The volumes of balsa now traded on international markets have risen rapidly, with over 90 percent exported from Ecuador. China now purchases 50 percent of the balsa sawnwood in international trade, while other key markets for balsa include the European Union, Brazil, and the United States.

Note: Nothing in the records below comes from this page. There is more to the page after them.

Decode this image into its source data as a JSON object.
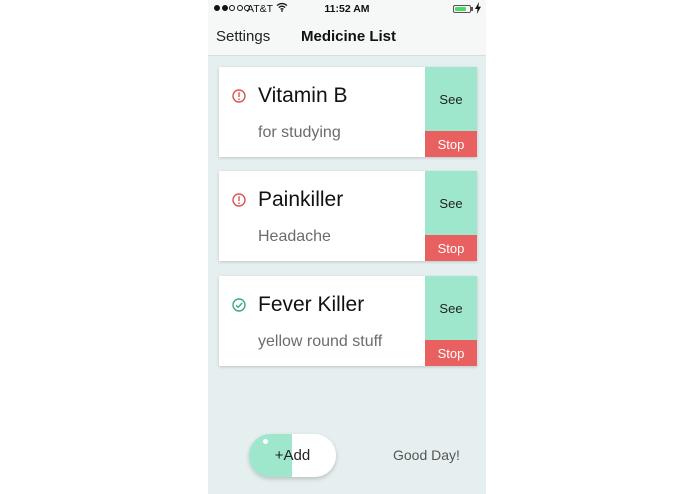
{
  "status_bar": {
    "carrier": "AT&T",
    "time": "11:52 AM",
    "signal_bars": 2,
    "signal_total": 5,
    "battery_level": 0.75,
    "colors": {
      "battery": "#4cd964"
    }
  },
  "nav": {
    "settings_label": "Settings",
    "title": "Medicine List"
  },
  "medicines": [
    {
      "name": "Vitamin B",
      "description": "for studying",
      "status": "alert",
      "see_label": "See",
      "stop_label": "Stop"
    },
    {
      "name": "Painkiller",
      "description": "Headache",
      "status": "alert",
      "see_label": "See",
      "stop_label": "Stop"
    },
    {
      "name": "Fever Killer",
      "description": "yellow round stuff",
      "status": "ok",
      "see_label": "See",
      "stop_label": "Stop"
    }
  ],
  "icons": {
    "alert": "exclamation-circle-icon",
    "ok": "check-circle-icon"
  },
  "footer": {
    "add_label": "+Add",
    "greeting": "Good Day!"
  },
  "colors": {
    "accent_green": "#9ee6cc",
    "stop_red": "#e96060",
    "alert_red": "#d9534f",
    "ok_teal": "#3aa88a",
    "background": "#e6efef"
  }
}
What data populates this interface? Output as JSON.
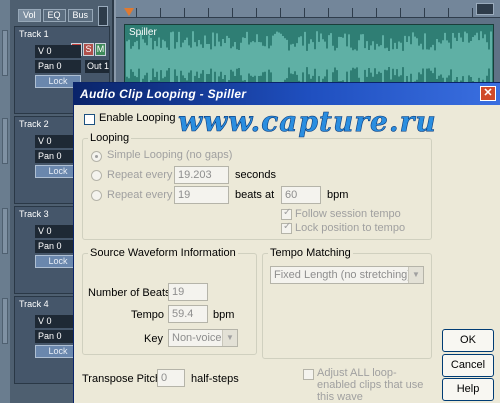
{
  "daw": {
    "tabs": [
      "Vol",
      "EQ",
      "Bus"
    ],
    "tracks": [
      {
        "name": "Track 1",
        "volume": "V 0",
        "pan": "Pan 0",
        "lock": "Lock",
        "out": "Out 1",
        "r": "R",
        "s": "S",
        "m": "M"
      },
      {
        "name": "Track 2",
        "volume": "V 0",
        "pan": "Pan 0",
        "lock": "Lock"
      },
      {
        "name": "Track 3",
        "volume": "V 0",
        "pan": "Pan 0",
        "lock": "Lock"
      },
      {
        "name": "Track 4",
        "volume": "V 0",
        "pan": "Pan 0",
        "lock": "Lock"
      }
    ],
    "clip_name": "Spiller",
    "colors": {
      "clip": "#2f7e74",
      "waveform": "#8fe3d6"
    }
  },
  "dialog": {
    "title": "Audio Clip Looping - Spiller",
    "watermark": "www.capture.ru",
    "enable_looping": {
      "label": "Enable Looping",
      "checked": false
    },
    "looping": {
      "title": "Looping",
      "simple": "Simple Looping (no gaps)",
      "repeat_seconds_label": "Repeat every",
      "repeat_seconds_value": "19.203",
      "seconds_unit": "seconds",
      "repeat_beats_label": "Repeat every",
      "repeat_beats_value": "19",
      "beats_at": "beats at",
      "bpm_value": "60",
      "bpm_unit": "bpm",
      "follow_tempo": "Follow session tempo",
      "lock_position": "Lock position to tempo"
    },
    "source": {
      "title": "Source Waveform Information",
      "beats_label": "Number of Beats",
      "beats_value": "19",
      "tempo_label": "Tempo",
      "tempo_value": "59.4",
      "tempo_unit": "bpm",
      "key_label": "Key",
      "key_value": "Non-voiced"
    },
    "tempo_matching": {
      "title": "Tempo Matching",
      "value": "Fixed Length (no stretching)"
    },
    "transpose": {
      "label": "Transpose Pitch",
      "value": "0",
      "unit": "half-steps"
    },
    "adjust_all": "Adjust ALL loop-enabled clips that use this wave",
    "buttons": {
      "ok": "OK",
      "cancel": "Cancel",
      "help": "Help"
    }
  }
}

To satisfy the soaring global demand over the COVID-19 pandemic from 2020 to 2021, Ecuador supplemented its own domestic production using balsa harvested in Peru. Peru’s balsa exports have skyrocketed, with limited information available on the source, overall supply chain, and structure of the industry. This report provides an overview of the booming balsa global supply chain, with a focus on exposing how the current regulatory and enforcement structures in Peru are rife with loopholes that can be exploited by illegal loggers and how these countries’ enforcement authorities are unable to verify legality of  the wood.